The week we returned to our training towns, we went to Masaya to have our site fair and to visit the old market and the volcano Masaya is famous for. We now have a packet and basic information on the sites we’ll be sent to after swearing-in, which has upped my nerves exponentially, and we got to see a little more of Nicaragua, which is always welcome. We didn’t end up seeing much of the market, but the volcano was beautiful in a very stark sort of way. Pictures can’t really capture the size of it, or the feeling you get driving up to it over rolling hills where there’s nothing but black volcanic rock and red earth. (It doesn’t capture the sulfur smell, either -- we could only spend twenty minutes on the top of the volcano trying to look through the smoke into the crater, since Vulcán Masaya is still active and belches out quite a bit of gas.)

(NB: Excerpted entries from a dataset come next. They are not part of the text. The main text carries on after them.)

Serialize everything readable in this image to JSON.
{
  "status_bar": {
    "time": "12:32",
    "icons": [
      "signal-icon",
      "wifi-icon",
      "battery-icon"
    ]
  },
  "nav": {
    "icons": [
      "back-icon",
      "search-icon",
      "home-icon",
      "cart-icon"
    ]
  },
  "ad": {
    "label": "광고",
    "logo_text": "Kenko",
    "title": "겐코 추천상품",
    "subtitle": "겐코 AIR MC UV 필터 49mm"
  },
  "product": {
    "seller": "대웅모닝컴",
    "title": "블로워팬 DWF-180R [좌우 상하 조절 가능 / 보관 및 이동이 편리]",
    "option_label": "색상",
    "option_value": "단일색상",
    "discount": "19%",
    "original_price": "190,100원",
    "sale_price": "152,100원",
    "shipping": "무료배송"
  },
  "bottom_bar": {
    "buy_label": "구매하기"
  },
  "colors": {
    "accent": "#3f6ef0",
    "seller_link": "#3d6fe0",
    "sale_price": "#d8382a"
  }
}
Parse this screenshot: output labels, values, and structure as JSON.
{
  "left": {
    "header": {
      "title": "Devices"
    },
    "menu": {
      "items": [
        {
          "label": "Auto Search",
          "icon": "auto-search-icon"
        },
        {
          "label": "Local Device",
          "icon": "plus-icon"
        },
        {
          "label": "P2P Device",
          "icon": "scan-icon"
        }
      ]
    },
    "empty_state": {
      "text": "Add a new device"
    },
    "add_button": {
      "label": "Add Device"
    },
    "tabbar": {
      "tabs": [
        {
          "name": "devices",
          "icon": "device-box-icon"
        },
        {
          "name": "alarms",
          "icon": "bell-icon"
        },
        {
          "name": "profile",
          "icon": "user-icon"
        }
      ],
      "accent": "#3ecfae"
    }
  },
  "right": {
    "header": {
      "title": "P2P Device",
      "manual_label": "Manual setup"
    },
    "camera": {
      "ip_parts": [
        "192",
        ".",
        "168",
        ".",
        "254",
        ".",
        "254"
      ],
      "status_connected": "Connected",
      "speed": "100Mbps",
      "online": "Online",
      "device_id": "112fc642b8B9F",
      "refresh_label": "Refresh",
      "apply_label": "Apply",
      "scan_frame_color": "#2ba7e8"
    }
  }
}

This past week we’ve been busy with a second round of language interviews to measure our progress -- we have to reach an intermediate level to qualify for service as a volunteer -- and with the normal ins and outs of daily language classes, youth group meetings, and charlas in the health center. Thursday was especially busy: I gave a 16-minute charla on hygiene in front of 19 people I’d never met before who were able to understand me, followed by language class and interviews, followed by an hour and a half long charla on the reproductive systems with our youth group in which we made the boys race against the girls to identify the organs and their functions -- things I never could have even hoped to do two months ago. And yesterday we traveled back up into the mountains as a group, this time to Matagalpa to visit a couple who are ending their service in a few weeks time so we could see the work they’ve done in the casa materna there. The bus ride was just this side of being excruciatingly long (we left at 5:30am and didn’t get back until 7:30pm) but it was fun to be all together as a training group, and interesting to see another site in action.

It’ll be good training, too, for next week, when we travel to Chinandega for four days to learn about and work with HIV/AIDS prevention. Chinandega shares a border with Honduras, which has a high rate of HIV/AIDS for this region, and Chinandega has one of the highest rates of HIV in Nicaragua, so there’s lots of work to be done there in terms of education and prevention. Chinandega also happens to be the hottest part of Nicaragua, and we are going during the hottest part of the year, so we may all melt, but if not I’ll be back next weekend with pictures from our trip and about twice the level of nervous excitement I have now -- our site placement is next Monday (which is, incidentally, the Ides of March... hopefully the day will go better for us than it did for Caesar!).